Currently, the legal consequence of having triggered Article 50 is that we will leave the EU at 11pm on 31 October 2019. That means that from a literal perspective, a "no-deal Brexit" remains the default outcome (votes in Parliament notwithstanding).
- Agree a deal before Brexit Day
- Extend Article 50 (delays the problem, but doesn't solve it)
- Revoke Article 50 and call off Brexit (not necessarily for ever, but certainly for some time)
A) Taking hold of the order paper
B) Finding a majority for a course of action
C) Passing a binding motion
D) EU unanimously ageeing it
- How the Queen might get dragged in (e.g. if MPs implore her to refuse consent to prorogue Parliament)
- The role of the Speaker, who has already laid out his stall against political tricks and games.
A) No-deal is the default outcome of the Article 50 process
B) No-deal is not inevitable
C) Much depends on the "rationality" of our new PM
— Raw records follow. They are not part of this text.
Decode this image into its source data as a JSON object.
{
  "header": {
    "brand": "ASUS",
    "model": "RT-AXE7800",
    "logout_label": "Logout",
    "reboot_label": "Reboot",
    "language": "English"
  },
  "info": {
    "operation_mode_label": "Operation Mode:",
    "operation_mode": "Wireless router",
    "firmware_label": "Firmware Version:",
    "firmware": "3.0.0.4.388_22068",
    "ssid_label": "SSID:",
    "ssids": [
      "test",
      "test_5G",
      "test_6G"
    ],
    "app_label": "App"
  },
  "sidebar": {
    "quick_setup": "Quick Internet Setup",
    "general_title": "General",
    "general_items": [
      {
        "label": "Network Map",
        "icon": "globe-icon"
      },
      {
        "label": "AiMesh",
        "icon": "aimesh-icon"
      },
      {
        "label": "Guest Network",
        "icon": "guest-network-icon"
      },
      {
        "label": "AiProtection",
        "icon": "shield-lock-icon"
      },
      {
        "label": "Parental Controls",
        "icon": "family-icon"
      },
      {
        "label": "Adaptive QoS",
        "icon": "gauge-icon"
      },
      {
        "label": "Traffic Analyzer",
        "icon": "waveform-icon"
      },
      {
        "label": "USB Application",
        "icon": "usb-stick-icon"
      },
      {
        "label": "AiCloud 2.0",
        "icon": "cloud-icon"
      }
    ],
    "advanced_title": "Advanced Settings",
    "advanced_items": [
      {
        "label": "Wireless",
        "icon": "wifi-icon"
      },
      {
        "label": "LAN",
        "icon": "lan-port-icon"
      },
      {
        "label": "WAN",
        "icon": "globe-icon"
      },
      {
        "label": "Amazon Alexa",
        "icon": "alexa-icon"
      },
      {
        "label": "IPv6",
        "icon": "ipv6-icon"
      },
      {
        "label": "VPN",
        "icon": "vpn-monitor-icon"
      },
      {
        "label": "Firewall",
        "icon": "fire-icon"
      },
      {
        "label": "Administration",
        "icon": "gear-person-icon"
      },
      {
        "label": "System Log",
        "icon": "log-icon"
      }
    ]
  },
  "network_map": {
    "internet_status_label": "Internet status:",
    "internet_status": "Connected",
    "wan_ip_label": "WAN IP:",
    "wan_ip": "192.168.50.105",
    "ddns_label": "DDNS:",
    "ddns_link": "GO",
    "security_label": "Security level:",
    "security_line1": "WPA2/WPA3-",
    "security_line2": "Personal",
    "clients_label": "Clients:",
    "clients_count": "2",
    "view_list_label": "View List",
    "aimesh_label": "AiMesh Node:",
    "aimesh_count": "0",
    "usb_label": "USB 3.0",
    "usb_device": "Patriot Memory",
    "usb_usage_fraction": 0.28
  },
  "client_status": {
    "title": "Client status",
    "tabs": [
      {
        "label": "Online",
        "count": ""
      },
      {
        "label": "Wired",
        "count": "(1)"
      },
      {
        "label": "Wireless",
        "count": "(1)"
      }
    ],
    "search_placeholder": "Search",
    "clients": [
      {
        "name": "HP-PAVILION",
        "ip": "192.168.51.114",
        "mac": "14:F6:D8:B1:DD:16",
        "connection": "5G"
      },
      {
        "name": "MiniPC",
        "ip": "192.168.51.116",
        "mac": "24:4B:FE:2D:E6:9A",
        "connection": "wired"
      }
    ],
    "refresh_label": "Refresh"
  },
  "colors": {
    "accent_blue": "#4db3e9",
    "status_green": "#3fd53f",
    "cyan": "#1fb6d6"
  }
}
D) We may still be far, far away from peak Brexit messiness!